RBS on the mend - again
Having stalled a bit during last year's eurozone crisis, the recovery at Royal Bank of Scotland seems to be picking up some momentum again.
Its operating profit bounced back to £1.18bn, up very fractionally from the beginning of last year and - importantly - a big swing from the £144m loss for the fourth quarter of 2011.
One encouraging trend for the bank and the economy was a fall of more than a fifth in losses from loans going bad.
But the picture given of demand for and supply of credit to small businesses - economically and politically important - is mixed. RBS said the rate at which its customers were repaying debts, an important gauge of their health and confidence, slowed down sharply from the end of last year.
Including volatile and arguably misleading accounting adjustments, such as what it would cost for RBS to repay its debt, RBS made a loss of £1.4bn, but this was sharply lower than at the end of last year.
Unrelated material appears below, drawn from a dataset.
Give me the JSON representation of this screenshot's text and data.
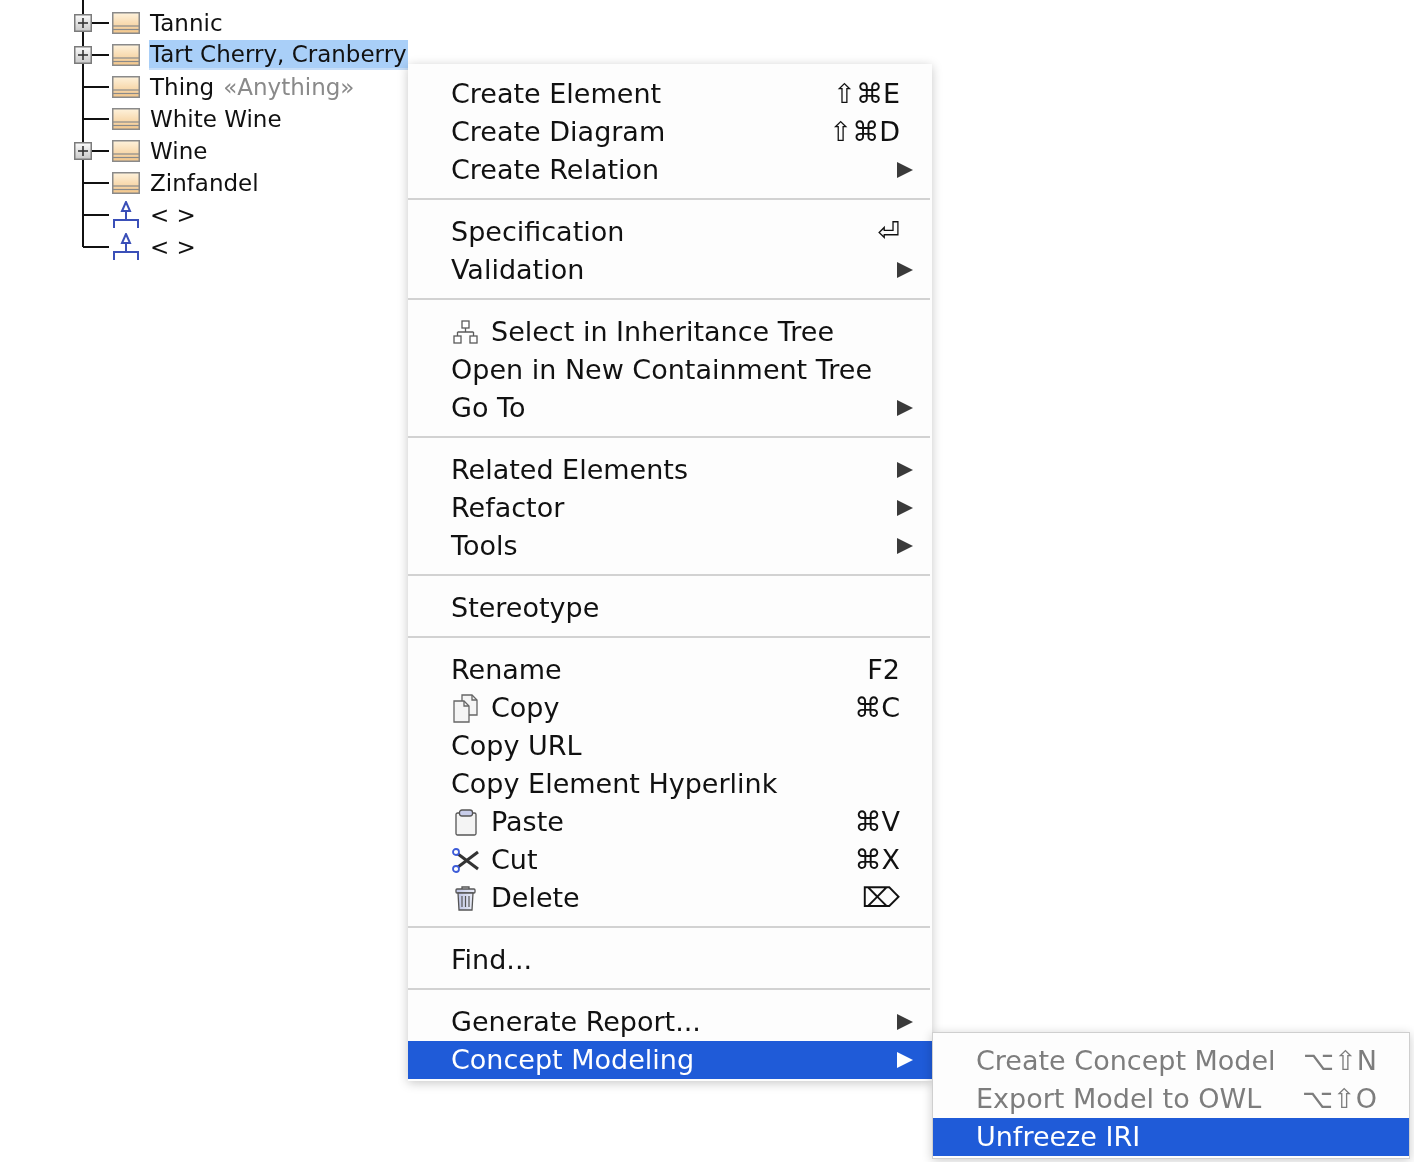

The bank announced what its chief executive sees as important milestones of rehabilitation: by next week it will have repaid all its loans from British taxpayers, which were £75bn at the peak (and which I mentioned last night); and it will start to resume dividend payments on part of its capital, though not yet its ordinary shares.
That said, RBS is still a hugely long way from being in a position where taxpayers could realistically hope to avoid a massive loss on the £45.5bn of equity capital they injected into RBS during the crisis, to provide a cushion against future shocks. At market prices, taxpayers are facing a loss of £23bn on this 81% stake in the bank.
The hugely challenging question for the Treasury in the coming few months is whether to accept a loss on initial sales of taxpayers' shares in the bank - in the hope that in some nebulous way, a slightly less nationalised bank will be a better performing bank.
But before any kind of privatisation can happen, two other milestones need to be passed: Royal Bank of Scotland needs to withdraw from the Asset Protection Scheme, the profitable arrangement for the public sector by which taxpayers insure RBS's lower-quality loans and investments; and there needs to be an announcement of when dividend payments will resume on all the shares.